Today's News

  • City to review zoning regulations


    The city plans to update its planning and zoning regulations over the next two years with outside help.

    At a Tuesday night meeting, Campbellsville City Council members voted unanimously to have Shepherdsville-based Pike Legal Group help them look at their 20-year-old land use ordinances at a cost of $29,000.

    The city plans to pay them $15,000 now and the remaining $14,000 in the next fiscal year. Campbellsville Mayor Tony Young said they already had $15,000 budgeted for this, and added that they’ve wanted to do this for years.

  • Despite weather, Fourth of July events deemed a success


    Although a few of the events in Campbellsville's Fourth of July celebration had to be postponed or canceled, organizers are still positive on how it turned out overall.

    "We didn't have any events that weren't well attended," said organizer Allan Gaddis. "We dodged some opportunities for rain several times."

    Gaddis said he was "pretty darned pleased" with the events.

  • Atmosphere at Miller Park might be second to none


  • Three straight, 10 of 11 for Sharpe in J.B. Holmes field


  • TCHS Cards hire Stallworth


  • State’s drinking water quality rated excellent

    Data from Kentucky’s 441 public water systems shows they consistently produce excellent quality water in compliance with the Safe Drinking Water requirements, according to the Kentucky annual Drinking Water Report.

    The report summarizes the compliance data and status of public water system compliance monitoring results.

  • Local musician set to release first album

    A Campbellsville native’s hard work is finally starting to take shape in the country music world.

    Country recording artist Tony McKee has his first formally released single on the radio off his first country EP album.

    After graduating from Campbellsville High School, McKee knew music was his future. He was a regular to perform at the K-Country Showdown.

    “I never placed in competitions, but I loved performing and the excitement those performances brought,” he said.

  • County assists with funerals for indigent

    Two things are certain in life; death and taxes.

    There’s no system in place to help cover the cost of taxes for those who may not be able to afford them, but taxes do help a bit in covering the costs associated with death for some in the community.

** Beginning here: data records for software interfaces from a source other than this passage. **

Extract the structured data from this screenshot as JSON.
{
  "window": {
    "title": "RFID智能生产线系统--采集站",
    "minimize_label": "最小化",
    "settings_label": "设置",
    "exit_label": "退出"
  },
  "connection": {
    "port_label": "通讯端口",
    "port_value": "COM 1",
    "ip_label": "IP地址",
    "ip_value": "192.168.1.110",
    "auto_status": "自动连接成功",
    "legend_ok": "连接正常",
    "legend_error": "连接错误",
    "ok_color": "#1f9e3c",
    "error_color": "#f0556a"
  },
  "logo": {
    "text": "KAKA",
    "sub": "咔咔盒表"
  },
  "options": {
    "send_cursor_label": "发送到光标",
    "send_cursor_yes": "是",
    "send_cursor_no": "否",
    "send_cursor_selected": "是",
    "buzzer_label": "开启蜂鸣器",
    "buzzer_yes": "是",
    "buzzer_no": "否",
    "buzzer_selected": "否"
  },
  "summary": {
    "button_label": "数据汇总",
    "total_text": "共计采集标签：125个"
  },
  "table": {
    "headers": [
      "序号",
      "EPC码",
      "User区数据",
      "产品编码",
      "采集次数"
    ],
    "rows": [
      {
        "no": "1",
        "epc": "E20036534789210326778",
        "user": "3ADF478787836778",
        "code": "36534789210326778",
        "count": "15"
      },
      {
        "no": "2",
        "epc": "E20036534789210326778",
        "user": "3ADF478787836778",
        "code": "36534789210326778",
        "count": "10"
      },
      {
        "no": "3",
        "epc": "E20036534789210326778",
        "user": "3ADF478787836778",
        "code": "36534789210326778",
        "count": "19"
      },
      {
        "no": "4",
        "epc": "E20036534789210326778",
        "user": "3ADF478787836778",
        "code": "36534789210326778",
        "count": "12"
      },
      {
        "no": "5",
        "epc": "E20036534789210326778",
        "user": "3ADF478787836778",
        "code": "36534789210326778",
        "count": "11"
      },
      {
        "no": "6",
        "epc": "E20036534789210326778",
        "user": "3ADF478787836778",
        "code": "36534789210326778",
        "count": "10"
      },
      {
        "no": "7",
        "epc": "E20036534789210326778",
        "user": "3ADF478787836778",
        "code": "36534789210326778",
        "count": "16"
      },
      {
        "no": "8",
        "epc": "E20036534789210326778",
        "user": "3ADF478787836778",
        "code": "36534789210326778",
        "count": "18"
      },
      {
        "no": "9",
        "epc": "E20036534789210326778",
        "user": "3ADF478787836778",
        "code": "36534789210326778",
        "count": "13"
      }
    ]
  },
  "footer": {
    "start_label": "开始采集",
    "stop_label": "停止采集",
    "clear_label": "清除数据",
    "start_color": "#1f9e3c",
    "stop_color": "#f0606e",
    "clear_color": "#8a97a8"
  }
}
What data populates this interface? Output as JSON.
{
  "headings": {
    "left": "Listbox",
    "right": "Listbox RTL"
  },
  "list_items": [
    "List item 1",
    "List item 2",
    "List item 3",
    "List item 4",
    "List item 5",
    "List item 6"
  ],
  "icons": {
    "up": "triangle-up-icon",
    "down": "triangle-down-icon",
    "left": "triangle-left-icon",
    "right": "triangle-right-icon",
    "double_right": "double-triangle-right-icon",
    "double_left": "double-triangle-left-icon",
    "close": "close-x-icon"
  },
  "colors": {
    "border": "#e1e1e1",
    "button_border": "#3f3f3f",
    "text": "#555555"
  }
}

    Each year, Taylor County Fiscal Court provides money to funeral homes for when a family can’t afford funeral services.

    Regardless, when a person’s loved ones have trouble coming up with the money, most of the help will usually come from their family and friends.

  • A home of their own

    A house is becoming a home as family photos adorn the fridge and toys hide in every free space for an active 3-year-old.

    Tara Fisher of Campbellsville is the new owner of her first home. Fisher was able to purchase the home with the USDA (U.S. Department of Agriculture) Rural Development program. Rural Development offers affordable loan payments based on income.

    Borrowers are also eligible for up to 100 percent financing through Rural Development. They strive to offer affordable, safe, decent and sanitary housing to the community.

  • Net action continues, even at the age of 60